WASHINGTON (Reuters) - The U.S. House of Representatives approved a sweeping Democratic police reform bill on Thursday, sending the measure to the Senate despite opposition from President Donald Trump and his Republican allies in Congress.
The Democratic-controlled House voted 236-181 roughly along party lines to adopt the legislation, one month to the day after George Floyd’s death in Minneapolis police custody sparked weeks of worldwide protests over police brutality, especially against African-Americans.
An initial tally showed three Republicans breaking ranks to join Democrats in voting for the bill.
But the bill, which mandates changes in law and policy to rein in police misconduct, is unlikely to be taken up in the Republican-led Senate, where Democrats blocked a Republican reform bill on Wednesday. It also faces a formal White House veto threat.
Democrats and Republicans are deadlocked over how to address racial inequities in policing, despite strong public sentiment for effective reform after Floyd died in Minneapolis as a white policeman knelt on his neck for nearly nine minutes.
“People say, ‘Well, why can’t you compromise with the other side?’ Well, they don’t ban chokeholds. We ban chokeholds. So are we supposed to come up with a number of chokeholds we are going to agree with? No,” House Speaker Nancy Pelosi said ahead of the vote.
Aiming to seize the mantle of public opinion surrounding Floyd, Democrats named their legislation “The George Floyd Justice in Policing Act” and predict that public pressure will erode Republican resistance.
“I don’t think the street will accept no action,” Pelosi told the Washington Post.
Republicans and Democrats are also at odds over a Democratic provision to allow victims of misconduct to sue for damages in civil court.
There was a ray of bipartisanship in the Senate, when the chamber unexpectedly passed a measure to establish a commission to study the status of Black men and boys in America, a provision of the Republican bill by Senator Tim Scott.
Floyd was among a growing number of unarmed African-Americans to die in police custody.
Seven unarmed Black people have been shot and killed by police so far in 2020, compared with 14 in 2019, according to a database maintained by the Post.

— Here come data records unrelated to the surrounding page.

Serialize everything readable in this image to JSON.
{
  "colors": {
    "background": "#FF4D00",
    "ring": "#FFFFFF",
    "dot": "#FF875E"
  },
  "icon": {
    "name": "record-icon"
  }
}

Those killings do not include people who died by other means, as Floyd did. And experts say there is a pervasive lack of data.

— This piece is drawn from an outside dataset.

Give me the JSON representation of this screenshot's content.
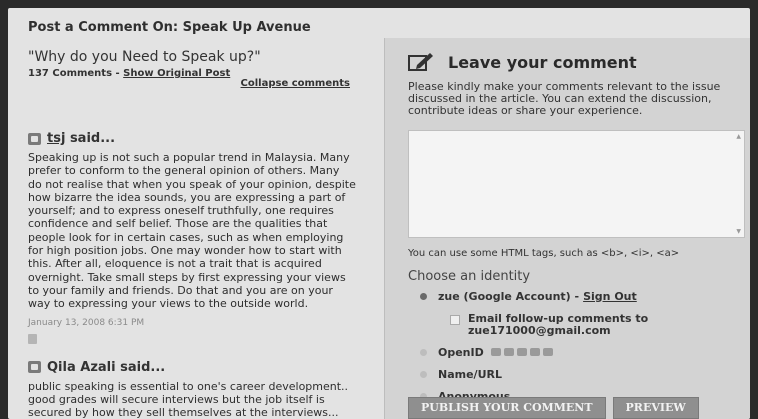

Representative Karen Bass, chairwoman of the Congressional Black Caucus, which represents over 50 Black lawmakers, said the Democrats’ bill would help prevent killings by ushering in bold, transformative changes nearly half a century after Black legislators began pushing for police reforms in the early 1970s.
But Scott, the Senate’s only Black Republican and author of the chamber’s failed police reform bill, accused Democrats of rejecting Republican input on the House bill to deny Trump and his Republican allies a victory on an issue vital to Black America ahead of the November election.
“This is pure race politics at its worst,” Scott said on Fox News, warning that congressional inaction will leave Black Americans vulnerable to further police violence. “There will be blood on the Democrats’ hands,” he said.
Scott later told reporters that momentum toward compromise was “dissipating as we speak.”
Democrats denounce Scott’s bill as too ineffective to protect Black Americans because of its reliance on financial incentives and data collection.
The Democratic and Republican bills address similar topics: chokeholds, no-knock warrants, police body cameras, use of deadly force, and training to de-escalate confrontations with suspects and to encourage officer intervention against illegal conduct as it occurs.
Republicans oppose the Democratic bill because of mandates they say could undermine law enforcement.
Reporting by David Morgan, additional reporting by Patricia Zengerle and Richard Cowan; editing by Peter Cooney, Jonathan Oatis and Grant McCool